# What the task asks
With the pictures excluded, repeat every entry exactly.

(Element data from apps and pages)

####

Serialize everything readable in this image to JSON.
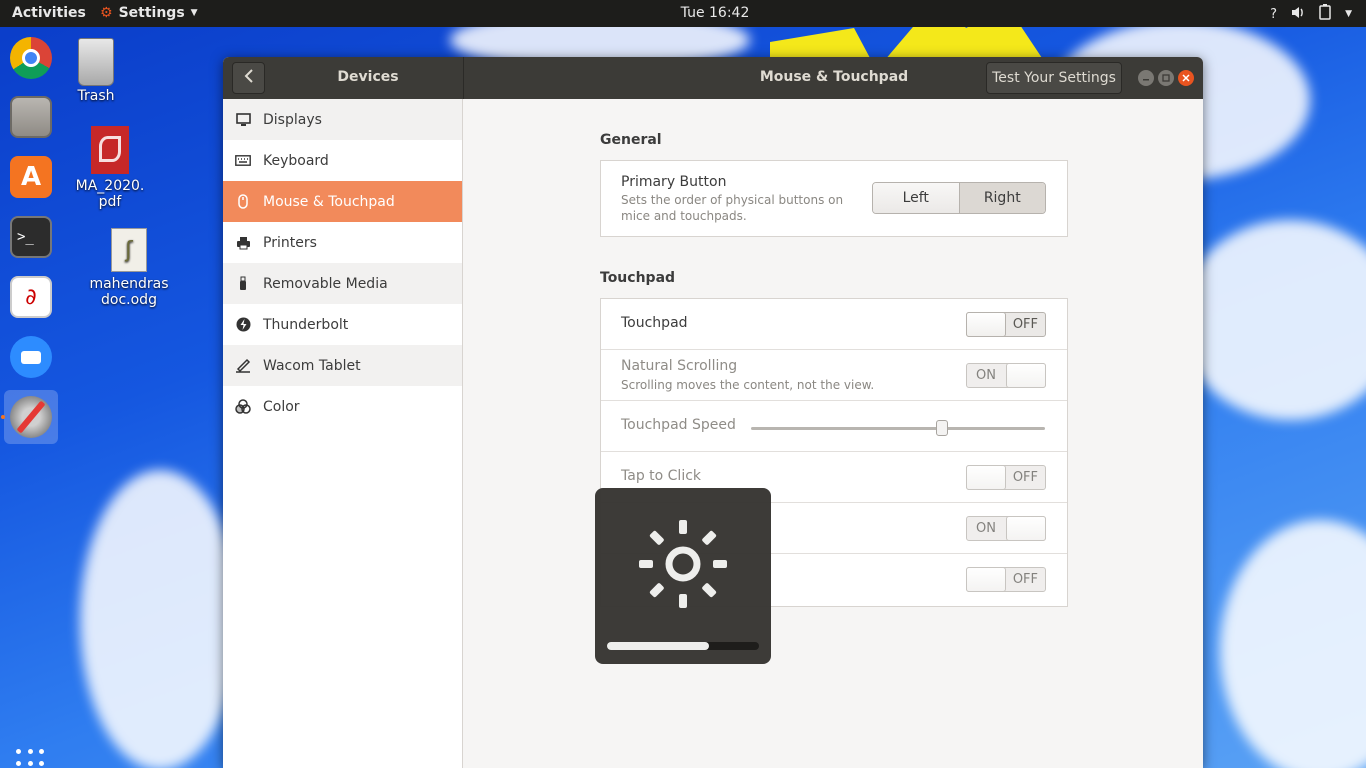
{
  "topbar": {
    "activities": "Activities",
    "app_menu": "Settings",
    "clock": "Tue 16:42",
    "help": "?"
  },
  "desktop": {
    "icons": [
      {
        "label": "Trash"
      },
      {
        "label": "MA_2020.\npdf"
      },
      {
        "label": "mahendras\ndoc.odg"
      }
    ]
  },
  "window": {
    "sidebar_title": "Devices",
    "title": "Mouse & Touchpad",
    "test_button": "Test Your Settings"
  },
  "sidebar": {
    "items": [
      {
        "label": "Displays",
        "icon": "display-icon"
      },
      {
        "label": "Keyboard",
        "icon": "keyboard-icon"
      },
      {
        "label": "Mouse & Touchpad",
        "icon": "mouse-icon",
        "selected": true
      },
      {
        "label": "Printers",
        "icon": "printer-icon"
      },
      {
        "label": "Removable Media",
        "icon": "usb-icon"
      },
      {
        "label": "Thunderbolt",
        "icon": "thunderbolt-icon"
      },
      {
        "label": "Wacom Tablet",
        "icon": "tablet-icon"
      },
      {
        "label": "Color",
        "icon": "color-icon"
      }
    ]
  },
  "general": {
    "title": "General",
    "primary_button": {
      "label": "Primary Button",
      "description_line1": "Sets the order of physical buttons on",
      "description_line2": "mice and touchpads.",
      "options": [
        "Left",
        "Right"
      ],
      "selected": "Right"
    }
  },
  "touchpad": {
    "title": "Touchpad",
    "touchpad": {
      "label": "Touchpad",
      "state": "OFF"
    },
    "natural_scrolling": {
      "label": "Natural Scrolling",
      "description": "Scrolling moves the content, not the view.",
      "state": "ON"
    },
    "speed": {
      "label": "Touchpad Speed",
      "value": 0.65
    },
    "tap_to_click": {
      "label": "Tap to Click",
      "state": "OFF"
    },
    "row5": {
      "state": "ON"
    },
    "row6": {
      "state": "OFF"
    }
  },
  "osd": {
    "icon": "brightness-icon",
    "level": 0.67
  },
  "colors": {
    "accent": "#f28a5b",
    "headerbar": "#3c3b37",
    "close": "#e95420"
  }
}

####

# Expected output
Serialize everything readable in this image to JSON.
{
  "topbar": {
    "activities": "Activities",
    "app_menu": "Settings",
    "clock": "Tue 16:42",
    "help": "?"
  },
  "desktop": {
    "icons": [
      {
        "label": "Trash"
      },
      {
        "label": "MA_2020.\npdf"
      },
      {
        "label": "mahendras\ndoc.odg"
      }
    ]
  },
  "window": {
    "sidebar_title": "Devices",
    "title": "Mouse & Touchpad",
    "test_button": "Test Your Settings"
  },
  "sidebar": {
    "items": [
      {
        "label": "Displays",
        "icon": "display-icon"
      },
      {
        "label": "Keyboard",
        "icon": "keyboard-icon"
      },
      {
        "label": "Mouse & Touchpad",
        "icon": "mouse-icon",
        "selected": true
      },
      {
        "label": "Printers",
        "icon": "printer-icon"
      },
      {
        "label": "Removable Media",
        "icon": "usb-icon"
      },
      {
        "label": "Thunderbolt",
        "icon": "thunderbolt-icon"
      },
      {
        "label": "Wacom Tablet",
        "icon": "tablet-icon"
      },
      {
        "label": "Color",
        "icon": "color-icon"
      }
    ]
  },
  "general": {
    "title": "General",
    "primary_button": {
      "label": "Primary Button",
      "description_line1": "Sets the order of physical buttons on",
      "description_line2": "mice and touchpads.",
      "options": [
        "Left",
        "Right"
      ],
      "selected": "Right"
    }
  },
  "touchpad": {
    "title": "Touchpad",
    "touchpad": {
      "label": "Touchpad",
      "state": "OFF"
    },
    "natural_scrolling": {
      "label": "Natural Scrolling",
      "description": "Scrolling moves the content, not the view.",
      "state": "ON"
    },
    "speed": {
      "label": "Touchpad Speed",
      "value": 0.65
    },
    "tap_to_click": {
      "label": "Tap to Click",
      "state": "OFF"
    },
    "row5": {
      "state": "ON"
    },
    "row6": {
      "state": "OFF"
    }
  },
  "osd": {
    "icon": "brightness-icon",
    "level": 0.67
  },
  "colors": {
    "accent": "#f28a5b",
    "headerbar": "#3c3b37",
    "close": "#e95420"
  }
}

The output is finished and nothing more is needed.